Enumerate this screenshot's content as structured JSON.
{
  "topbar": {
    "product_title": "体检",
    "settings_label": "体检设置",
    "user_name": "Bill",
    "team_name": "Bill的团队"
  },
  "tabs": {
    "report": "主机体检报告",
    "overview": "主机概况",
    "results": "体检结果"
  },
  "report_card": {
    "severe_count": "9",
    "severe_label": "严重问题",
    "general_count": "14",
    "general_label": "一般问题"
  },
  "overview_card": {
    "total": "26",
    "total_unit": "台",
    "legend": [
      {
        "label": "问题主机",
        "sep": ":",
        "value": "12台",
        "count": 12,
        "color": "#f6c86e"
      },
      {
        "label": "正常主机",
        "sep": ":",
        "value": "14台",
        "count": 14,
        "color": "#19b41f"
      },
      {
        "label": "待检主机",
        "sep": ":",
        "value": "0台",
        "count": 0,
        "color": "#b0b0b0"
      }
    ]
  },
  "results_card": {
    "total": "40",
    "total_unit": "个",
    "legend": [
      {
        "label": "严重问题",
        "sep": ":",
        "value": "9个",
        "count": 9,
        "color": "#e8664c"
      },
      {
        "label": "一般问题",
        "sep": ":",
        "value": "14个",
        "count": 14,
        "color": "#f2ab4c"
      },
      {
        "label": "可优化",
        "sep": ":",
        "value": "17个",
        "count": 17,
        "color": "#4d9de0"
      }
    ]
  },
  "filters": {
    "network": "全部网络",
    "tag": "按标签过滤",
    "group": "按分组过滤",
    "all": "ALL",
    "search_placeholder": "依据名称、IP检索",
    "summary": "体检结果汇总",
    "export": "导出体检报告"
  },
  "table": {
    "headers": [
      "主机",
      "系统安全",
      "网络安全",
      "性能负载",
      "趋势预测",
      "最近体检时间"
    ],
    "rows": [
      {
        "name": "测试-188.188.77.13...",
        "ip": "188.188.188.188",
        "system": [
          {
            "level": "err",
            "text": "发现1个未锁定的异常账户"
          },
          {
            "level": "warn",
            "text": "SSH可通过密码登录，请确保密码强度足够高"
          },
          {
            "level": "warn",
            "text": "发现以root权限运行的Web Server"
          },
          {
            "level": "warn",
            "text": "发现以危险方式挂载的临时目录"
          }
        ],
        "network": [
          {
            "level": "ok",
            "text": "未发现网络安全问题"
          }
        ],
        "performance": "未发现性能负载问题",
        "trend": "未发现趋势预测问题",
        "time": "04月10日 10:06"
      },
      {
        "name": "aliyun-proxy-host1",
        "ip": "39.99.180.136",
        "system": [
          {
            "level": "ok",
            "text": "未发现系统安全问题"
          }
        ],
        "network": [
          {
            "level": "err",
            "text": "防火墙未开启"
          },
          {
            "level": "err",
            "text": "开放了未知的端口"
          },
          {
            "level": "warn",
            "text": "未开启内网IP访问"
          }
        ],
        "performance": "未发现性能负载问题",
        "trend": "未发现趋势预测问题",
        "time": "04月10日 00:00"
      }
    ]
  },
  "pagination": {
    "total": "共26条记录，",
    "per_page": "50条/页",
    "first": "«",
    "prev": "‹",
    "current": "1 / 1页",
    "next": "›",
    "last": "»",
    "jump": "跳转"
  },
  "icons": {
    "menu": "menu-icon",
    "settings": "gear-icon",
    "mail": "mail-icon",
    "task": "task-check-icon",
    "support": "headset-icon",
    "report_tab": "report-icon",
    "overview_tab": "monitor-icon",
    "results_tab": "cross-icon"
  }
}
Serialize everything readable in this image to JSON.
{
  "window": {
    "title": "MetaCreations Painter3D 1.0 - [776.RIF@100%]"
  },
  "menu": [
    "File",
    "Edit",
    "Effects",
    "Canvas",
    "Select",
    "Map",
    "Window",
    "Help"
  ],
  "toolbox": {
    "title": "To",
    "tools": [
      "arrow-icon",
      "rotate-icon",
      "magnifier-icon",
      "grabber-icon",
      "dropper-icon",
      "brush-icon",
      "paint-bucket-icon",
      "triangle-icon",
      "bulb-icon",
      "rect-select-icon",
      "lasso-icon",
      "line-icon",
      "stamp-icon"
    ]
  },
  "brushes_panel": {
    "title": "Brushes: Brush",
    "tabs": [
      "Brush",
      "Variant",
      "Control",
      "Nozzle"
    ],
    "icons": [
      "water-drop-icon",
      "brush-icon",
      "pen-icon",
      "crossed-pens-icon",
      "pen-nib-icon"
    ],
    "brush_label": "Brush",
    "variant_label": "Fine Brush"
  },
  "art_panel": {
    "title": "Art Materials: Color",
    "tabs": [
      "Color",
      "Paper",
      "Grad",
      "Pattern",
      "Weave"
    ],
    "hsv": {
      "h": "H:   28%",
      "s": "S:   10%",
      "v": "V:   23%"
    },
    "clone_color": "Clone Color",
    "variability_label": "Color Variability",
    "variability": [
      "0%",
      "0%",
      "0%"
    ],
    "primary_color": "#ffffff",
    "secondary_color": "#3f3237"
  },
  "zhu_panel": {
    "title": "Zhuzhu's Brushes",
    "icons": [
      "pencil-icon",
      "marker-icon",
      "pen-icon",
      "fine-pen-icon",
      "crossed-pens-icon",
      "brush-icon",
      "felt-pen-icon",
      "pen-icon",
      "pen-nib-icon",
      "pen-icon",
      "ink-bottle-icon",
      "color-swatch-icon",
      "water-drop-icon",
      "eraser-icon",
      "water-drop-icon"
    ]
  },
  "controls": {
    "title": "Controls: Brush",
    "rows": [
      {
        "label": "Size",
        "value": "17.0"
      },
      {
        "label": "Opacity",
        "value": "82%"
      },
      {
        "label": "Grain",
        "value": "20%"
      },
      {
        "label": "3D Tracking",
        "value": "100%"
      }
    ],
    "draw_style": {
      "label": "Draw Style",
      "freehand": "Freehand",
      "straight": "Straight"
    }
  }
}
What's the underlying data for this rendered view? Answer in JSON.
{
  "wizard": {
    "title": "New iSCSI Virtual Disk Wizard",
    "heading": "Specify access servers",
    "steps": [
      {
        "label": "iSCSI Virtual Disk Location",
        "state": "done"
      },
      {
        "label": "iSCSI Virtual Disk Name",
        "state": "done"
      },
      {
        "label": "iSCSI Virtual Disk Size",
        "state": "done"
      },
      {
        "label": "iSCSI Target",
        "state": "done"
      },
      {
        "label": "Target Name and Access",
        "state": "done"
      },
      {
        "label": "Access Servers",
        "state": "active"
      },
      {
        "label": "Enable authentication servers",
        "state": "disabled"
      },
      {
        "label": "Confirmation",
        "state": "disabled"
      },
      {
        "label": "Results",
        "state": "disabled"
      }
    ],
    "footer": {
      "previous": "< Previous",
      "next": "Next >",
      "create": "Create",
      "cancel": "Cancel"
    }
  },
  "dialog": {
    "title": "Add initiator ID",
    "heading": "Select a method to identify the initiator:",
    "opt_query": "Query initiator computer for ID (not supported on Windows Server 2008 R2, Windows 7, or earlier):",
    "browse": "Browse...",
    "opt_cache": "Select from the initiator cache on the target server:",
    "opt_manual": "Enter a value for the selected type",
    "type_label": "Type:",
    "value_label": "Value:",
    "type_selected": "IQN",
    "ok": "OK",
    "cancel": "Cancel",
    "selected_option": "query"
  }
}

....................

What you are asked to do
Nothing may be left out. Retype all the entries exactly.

Problem solution
Enumerate this screenshot's content as structured JSON.
{
  "topbar": {
    "product_title": "体检",
    "settings_label": "体检设置",
    "user_name": "Bill",
    "team_name": "Bill的团队"
  },
  "tabs": {
    "report": "主机体检报告",
    "overview": "主机概况",
    "results": "体检结果"
  },
  "report_card": {
    "severe_count": "9",
    "severe_label": "严重问题",
    "general_count": "14",
    "general_label": "一般问题"
  },
  "overview_card": {
    "total": "26",
    "total_unit": "台",
    "legend": [
      {
        "label": "问题主机",
        "sep": ":",
        "value": "12台",
        "count": 12,
        "color": "#f6c86e"
      },
      {
        "label": "正常主机",
        "sep": ":",
        "value": "14台",
        "count": 14,
        "color": "#19b41f"
      },
      {
        "label": "待检主机",
        "sep": ":",
        "value": "0台",
        "count": 0,
        "color": "#b0b0b0"
      }
    ]
  },
  "results_card": {
    "total": "40",
    "total_unit": "个",
    "legend": [
      {
        "label": "严重问题",
        "sep": ":",
        "value": "9个",
        "count": 9,
        "color": "#e8664c"
      },
      {
        "label": "一般问题",
        "sep": ":",
        "value": "14个",
        "count": 14,
        "color": "#f2ab4c"
      },
      {
        "label": "可优化",
        "sep": ":",
        "value": "17个",
        "count": 17,
        "color": "#4d9de0"
      }
    ]
  },
  "filters": {
    "network": "全部网络",
    "tag": "按标签过滤",
    "group": "按分组过滤",
    "all": "ALL",
    "search_placeholder": "依据名称、IP检索",
    "summary": "体检结果汇总",
    "export": "导出体检报告"
  },
  "table": {
    "headers": [
      "主机",
      "系统安全",
      "网络安全",
      "性能负载",
      "趋势预测",
      "最近体检时间"
    ],
    "rows": [
      {
        "name": "测试-188.188.77.13...",
        "ip": "188.188.188.188",
        "system": [
          {
            "level": "err",
            "text": "发现1个未锁定的异常账户"
          },
          {
            "level": "warn",
            "text": "SSH可通过密码登录，请确保密码强度足够高"
          },
          {
            "level": "warn",
            "text": "发现以root权限运行的Web Server"
          },
          {
            "level": "warn",
            "text": "发现以危险方式挂载的临时目录"
          }
        ],
        "network": [
          {
            "level": "ok",
            "text": "未发现网络安全问题"
          }
        ],
        "performance": "未发现性能负载问题",
        "trend": "未发现趋势预测问题",
        "time": "04月10日 10:06"
      },
      {
        "name": "aliyun-proxy-host1",
        "ip": "39.99.180.136",
        "system": [
          {
            "level": "ok",
            "text": "未发现系统安全问题"
          }
        ],
        "network": [
          {
            "level": "err",
            "text": "防火墙未开启"
          },
          {
            "level": "err",
            "text": "开放了未知的端口"
          },
          {
            "level": "warn",
            "text": "未开启内网IP访问"
          }
        ],
        "performance": "未发现性能负载问题",
        "trend": "未发现趋势预测问题",
        "time": "04月10日 00:00"
      }
    ]
  },
  "pagination": {
    "total": "共26条记录，",
    "per_page": "50条/页",
    "first": "«",
    "prev": "‹",
    "current": "1 / 1页",
    "next": "›",
    "last": "»",
    "jump": "跳转"
  },
  "icons": {
    "menu": "menu-icon",
    "settings": "gear-icon",
    "mail": "mail-icon",
    "task": "task-check-icon",
    "support": "headset-icon",
    "report_tab": "report-icon",
    "overview_tab": "monitor-icon",
    "results_tab": "cross-icon"
  }
}
Serialize everything readable in this image to JSON.
{
  "window": {
    "title": "MetaCreations Painter3D 1.0 - [776.RIF@100%]"
  },
  "menu": [
    "File",
    "Edit",
    "Effects",
    "Canvas",
    "Select",
    "Map",
    "Window",
    "Help"
  ],
  "toolbox": {
    "title": "To",
    "tools": [
      "arrow-icon",
      "rotate-icon",
      "magnifier-icon",
      "grabber-icon",
      "dropper-icon",
      "brush-icon",
      "paint-bucket-icon",
      "triangle-icon",
      "bulb-icon",
      "rect-select-icon",
      "lasso-icon",
      "line-icon",
      "stamp-icon"
    ]
  },
  "brushes_panel": {
    "title": "Brushes: Brush",
    "tabs": [
      "Brush",
      "Variant",
      "Control",
      "Nozzle"
    ],
    "icons": [
      "water-drop-icon",
      "brush-icon",
      "pen-icon",
      "crossed-pens-icon",
      "pen-nib-icon"
    ],
    "brush_label": "Brush",
    "variant_label": "Fine Brush"
  },
  "art_panel": {
    "title": "Art Materials: Color",
    "tabs": [
      "Color",
      "Paper",
      "Grad",
      "Pattern",
      "Weave"
    ],
    "hsv": {
      "h": "H:   28%",
      "s": "S:   10%",
      "v": "V:   23%"
    },
    "clone_color": "Clone Color",
    "variability_label": "Color Variability",
    "variability": [
      "0%",
      "0%",
      "0%"
    ],
    "primary_color": "#ffffff",
    "secondary_color": "#3f3237"
  },
  "zhu_panel": {
    "title": "Zhuzhu's Brushes",
    "icons": [
      "pencil-icon",
      "marker-icon",
      "pen-icon",
      "fine-pen-icon",
      "crossed-pens-icon",
      "brush-icon",
      "felt-pen-icon",
      "pen-icon",
      "pen-nib-icon",
      "pen-icon",
      "ink-bottle-icon",
      "color-swatch-icon",
      "water-drop-icon",
      "eraser-icon",
      "water-drop-icon"
    ]
  },
  "controls": {
    "title": "Controls: Brush",
    "rows": [
      {
        "label": "Size",
        "value": "17.0"
      },
      {
        "label": "Opacity",
        "value": "82%"
      },
      {
        "label": "Grain",
        "value": "20%"
      },
      {
        "label": "3D Tracking",
        "value": "100%"
      }
    ],
    "draw_style": {
      "label": "Draw Style",
      "freehand": "Freehand",
      "straight": "Straight"
    }
  }
}
What's the underlying data for this rendered view? Answer in JSON.
{
  "wizard": {
    "title": "New iSCSI Virtual Disk Wizard",
    "heading": "Specify access servers",
    "steps": [
      {
        "label": "iSCSI Virtual Disk Location",
        "state": "done"
      },
      {
        "label": "iSCSI Virtual Disk Name",
        "state": "done"
      },
      {
        "label": "iSCSI Virtual Disk Size",
        "state": "done"
      },
      {
        "label": "iSCSI Target",
        "state": "done"
      },
      {
        "label": "Target Name and Access",
        "state": "done"
      },
      {
        "label": "Access Servers",
        "state": "active"
      },
      {
        "label": "Enable authentication servers",
        "state": "disabled"
      },
      {
        "label": "Confirmation",
        "state": "disabled"
      },
      {
        "label": "Results",
        "state": "disabled"
      }
    ],
    "footer": {
      "previous": "< Previous",
      "next": "Next >",
      "create": "Create",
      "cancel": "Cancel"
    }
  },
  "dialog": {
    "title": "Add initiator ID",
    "heading": "Select a method to identify the initiator:",
    "opt_query": "Query initiator computer for ID (not supported on Windows Server 2008 R2, Windows 7, or earlier):",
    "browse": "Browse...",
    "opt_cache": "Select from the initiator cache on the target server:",
    "opt_manual": "Enter a value for the selected type",
    "type_label": "Type:",
    "value_label": "Value:",
    "type_selected": "IQN",
    "ok": "OK",
    "cancel": "Cancel",
    "selected_option": "query"
  }
}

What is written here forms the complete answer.